Here is a link to a report to the short-lived City Council of Roxbury detailing the possible locations of city-owned sewers. In my day job, I am a water professional with a special focus on wastewater, so this report is near to my heart. We are blessed to have a functional water and sewerage infrastructure in this country, largely thanks to the efforts of people 100 or more years ago—people like the authors of this report. Since most of us have never known water scarcity or experienced waterborne disease, we tend to take these public works projects for granted.
One of the reasons settlers chose Roxbury in the 1630s was its pure source of water at the Smelt Brook. The Smelt Brook, long since entirely culverted and forgotten, was named for the abundant smelt that populated it. As described in this book, it started at May’s Pond (which has also been wiped off the map) near the intersection of Quincy and Warren Street. It wound its way through the flat area that is now the Mall of Roxbury and the houses just west of it, past the intersection of Walnut and Dale by the northeast corner of Malcolm X park, and flowed along the path of what is now Washington Street towards Dudley. Unfortunately, that brook went on to become a sewer, as did so many others including the nearby Stony Brook.
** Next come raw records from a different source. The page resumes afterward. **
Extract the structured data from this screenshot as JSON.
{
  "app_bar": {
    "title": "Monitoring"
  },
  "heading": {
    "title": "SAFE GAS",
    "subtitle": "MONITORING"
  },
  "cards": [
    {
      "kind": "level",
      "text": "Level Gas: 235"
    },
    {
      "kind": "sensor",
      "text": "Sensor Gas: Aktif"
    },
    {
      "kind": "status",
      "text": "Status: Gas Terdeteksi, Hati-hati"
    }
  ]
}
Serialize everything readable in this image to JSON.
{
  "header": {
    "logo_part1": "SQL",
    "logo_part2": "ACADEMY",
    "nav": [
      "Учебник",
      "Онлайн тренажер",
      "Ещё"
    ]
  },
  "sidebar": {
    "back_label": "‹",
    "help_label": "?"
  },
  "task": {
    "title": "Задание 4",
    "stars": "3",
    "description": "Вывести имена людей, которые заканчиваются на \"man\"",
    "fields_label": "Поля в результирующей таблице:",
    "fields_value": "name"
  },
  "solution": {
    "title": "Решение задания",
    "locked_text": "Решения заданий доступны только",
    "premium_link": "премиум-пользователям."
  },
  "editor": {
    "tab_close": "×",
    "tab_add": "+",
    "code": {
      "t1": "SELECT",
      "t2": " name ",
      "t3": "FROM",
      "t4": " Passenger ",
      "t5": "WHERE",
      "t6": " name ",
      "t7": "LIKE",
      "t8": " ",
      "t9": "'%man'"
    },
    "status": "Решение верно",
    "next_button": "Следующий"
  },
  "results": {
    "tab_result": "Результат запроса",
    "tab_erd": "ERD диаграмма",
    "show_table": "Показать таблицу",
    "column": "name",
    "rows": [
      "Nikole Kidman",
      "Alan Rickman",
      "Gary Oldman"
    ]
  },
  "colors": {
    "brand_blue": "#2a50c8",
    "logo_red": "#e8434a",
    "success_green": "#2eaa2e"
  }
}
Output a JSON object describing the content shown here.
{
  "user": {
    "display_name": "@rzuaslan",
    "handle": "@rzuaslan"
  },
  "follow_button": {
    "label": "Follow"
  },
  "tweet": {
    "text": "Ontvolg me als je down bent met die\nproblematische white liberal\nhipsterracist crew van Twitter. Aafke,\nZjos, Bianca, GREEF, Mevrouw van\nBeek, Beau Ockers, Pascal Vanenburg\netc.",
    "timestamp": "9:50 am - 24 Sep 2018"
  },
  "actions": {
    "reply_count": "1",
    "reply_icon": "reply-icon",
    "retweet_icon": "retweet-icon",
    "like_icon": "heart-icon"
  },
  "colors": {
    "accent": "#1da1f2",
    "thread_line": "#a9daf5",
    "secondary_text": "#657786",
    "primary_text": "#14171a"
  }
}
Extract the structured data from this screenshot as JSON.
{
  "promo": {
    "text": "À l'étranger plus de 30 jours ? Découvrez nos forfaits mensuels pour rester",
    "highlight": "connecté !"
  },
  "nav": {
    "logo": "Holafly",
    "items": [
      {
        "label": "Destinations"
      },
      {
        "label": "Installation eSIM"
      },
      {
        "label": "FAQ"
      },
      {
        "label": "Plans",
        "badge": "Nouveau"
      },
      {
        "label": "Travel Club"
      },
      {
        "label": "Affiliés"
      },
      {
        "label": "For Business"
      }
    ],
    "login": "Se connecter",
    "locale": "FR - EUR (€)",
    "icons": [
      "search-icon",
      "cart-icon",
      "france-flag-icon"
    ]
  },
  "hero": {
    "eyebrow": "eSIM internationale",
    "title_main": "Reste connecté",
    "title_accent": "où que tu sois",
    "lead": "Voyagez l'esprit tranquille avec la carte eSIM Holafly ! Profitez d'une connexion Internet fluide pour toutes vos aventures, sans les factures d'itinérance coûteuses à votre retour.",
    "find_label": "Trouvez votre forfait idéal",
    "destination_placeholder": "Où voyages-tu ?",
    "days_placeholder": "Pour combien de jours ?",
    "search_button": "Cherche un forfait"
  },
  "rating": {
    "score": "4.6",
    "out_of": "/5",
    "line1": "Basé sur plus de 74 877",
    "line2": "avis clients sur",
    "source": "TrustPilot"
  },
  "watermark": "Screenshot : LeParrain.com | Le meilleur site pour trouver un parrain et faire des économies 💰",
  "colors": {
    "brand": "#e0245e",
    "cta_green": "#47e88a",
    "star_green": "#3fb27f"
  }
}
This report is interesting for a number of reasons. First, it paints a picture of Roxbury in the middle of its years as a city, during a period of rapid growth, a city struggling to build new infrastructure as it changed from a small farming town to a major industrial center. It’s also a fascinating snapshot of Roxbury in 1858, before the filling of the Back Bay and South Bay, when the town still had water borders and a town dock. And of course, it’s a gold mine for sewer nerds like me.
Bear in mind when you’re reading this that many of the street names have changed or streets have been rerouted since this pamphlet was written. For instance, what we now call Washington Street was then Shawmut Avenue. What is now Roxbury Street was then Washington Street. The closest map I know to this time is from 1873, and although things were changing fast the map and report are close enough in time to be useful to each other. If you’re confused, a look at the index map might be helpful.